AB - The last 16 000 cal. a of vegetation, fire and limnological history are described from the steppe-forest ecotone in the northernmost Nothofagus forest region east of the Andes (Mallín Vaca Lauquen, Neuquén Province, Argentina, latitude 36° 51.336' S, longitude 71° 02.538' W). Between 16 000 and 14 800 cal. a BP, scrub steppe with substantial open ground expanded in formerly glaciated valleys, whereas Nothofagus-Prumnopitys andina woodland covered mountain slopes. The site was a relatively deep and unproductive small lake at this time. After 14 800 cal. a BP, both steppe and woodland vegetation became denser, indicating increased moisture and temperatures, although not to present levels. The lake was still relatively deep and dystrophic, but became more alkaline by 10 000 cal. a BP. Between 8900 and 5500 cal. a BP, conditions were markedly drier than before; a Cyperaceae marsh developed and disturbance taxa increased. After 5500 cal. a BP, moisture increased but varied greatly, as evidenced by fluctuating water levels and high fire activity from 5500 to 4400 cal. a BP and from 2300 to 1000 cal. a BP. Human activity, in terms of forest clearance and livestock grazing, is documented in the uppermost levels. The evidence of high environmental variability in the middle and late Holocene is consistent with the onset or strengthening of the El Niño-Southern Oscillation, but differences in the timing of fire activity among sites on the west and east sides of the Andes suggest that fuel conditions were important in determining the local occurrence of fire.

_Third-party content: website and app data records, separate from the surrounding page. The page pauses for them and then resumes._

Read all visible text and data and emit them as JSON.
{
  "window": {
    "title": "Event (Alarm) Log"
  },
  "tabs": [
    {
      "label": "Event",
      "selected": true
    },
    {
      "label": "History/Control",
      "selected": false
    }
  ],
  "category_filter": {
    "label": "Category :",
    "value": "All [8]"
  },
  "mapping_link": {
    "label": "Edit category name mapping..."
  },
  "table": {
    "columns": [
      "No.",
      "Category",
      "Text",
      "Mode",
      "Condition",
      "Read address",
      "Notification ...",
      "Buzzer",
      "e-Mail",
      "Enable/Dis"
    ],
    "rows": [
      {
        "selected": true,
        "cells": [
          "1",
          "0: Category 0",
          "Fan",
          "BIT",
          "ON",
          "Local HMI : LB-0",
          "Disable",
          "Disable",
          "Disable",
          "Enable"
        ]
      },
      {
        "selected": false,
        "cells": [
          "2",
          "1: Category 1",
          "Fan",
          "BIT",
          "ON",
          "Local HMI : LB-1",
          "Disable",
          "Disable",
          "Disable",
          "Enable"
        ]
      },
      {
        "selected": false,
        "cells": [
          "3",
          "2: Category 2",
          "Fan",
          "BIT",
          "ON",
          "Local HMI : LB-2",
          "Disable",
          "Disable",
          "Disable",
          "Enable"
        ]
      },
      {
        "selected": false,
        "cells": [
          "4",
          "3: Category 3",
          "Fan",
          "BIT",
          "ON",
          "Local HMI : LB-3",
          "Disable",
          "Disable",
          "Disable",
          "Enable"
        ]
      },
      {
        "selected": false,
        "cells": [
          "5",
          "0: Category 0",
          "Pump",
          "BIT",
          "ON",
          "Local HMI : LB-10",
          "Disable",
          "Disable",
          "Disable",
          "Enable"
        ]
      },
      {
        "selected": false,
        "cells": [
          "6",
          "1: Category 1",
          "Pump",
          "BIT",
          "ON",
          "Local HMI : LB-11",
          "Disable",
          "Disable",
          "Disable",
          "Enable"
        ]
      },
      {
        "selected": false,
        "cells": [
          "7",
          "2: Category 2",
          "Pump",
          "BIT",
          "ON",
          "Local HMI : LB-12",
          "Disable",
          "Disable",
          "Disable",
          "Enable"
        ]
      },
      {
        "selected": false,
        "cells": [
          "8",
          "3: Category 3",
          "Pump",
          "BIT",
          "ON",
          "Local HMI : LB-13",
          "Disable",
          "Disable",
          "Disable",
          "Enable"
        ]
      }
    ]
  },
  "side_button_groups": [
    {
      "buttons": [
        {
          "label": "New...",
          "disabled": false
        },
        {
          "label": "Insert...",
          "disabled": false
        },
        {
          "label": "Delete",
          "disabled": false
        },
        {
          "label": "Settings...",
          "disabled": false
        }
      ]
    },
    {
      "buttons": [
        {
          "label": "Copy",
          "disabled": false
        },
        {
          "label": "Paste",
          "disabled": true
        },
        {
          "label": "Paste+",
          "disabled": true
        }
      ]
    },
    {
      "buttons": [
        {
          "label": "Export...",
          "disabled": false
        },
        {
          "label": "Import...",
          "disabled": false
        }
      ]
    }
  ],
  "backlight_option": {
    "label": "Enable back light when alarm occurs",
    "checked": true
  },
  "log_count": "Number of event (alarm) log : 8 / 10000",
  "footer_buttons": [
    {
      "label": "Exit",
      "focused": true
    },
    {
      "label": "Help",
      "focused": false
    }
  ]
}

KW - Fire and climate history

KW - Holocene vegetation

KW - Lateglacial

KW - Mid-latitude Argentine andes

UR - http://www.scopus.com/inward/record.url?scp=66049090770&partnerID=8YFLogxK

UR - http://www.scopus.com/inward/citedby.url?scp=66049090770&partnerID=8YFLogxK

U2 - 10.1002/jqs.1233

DO - 10.1002/jqs.1233

M3 - Article

AN - SCOPUS:66049090770

VL - 24

SP - 248

EP - 258

JO - Journal of Quaternary Science

JF - Journal of Quaternary Science

SN - 0267-8179

IS - 3

ER -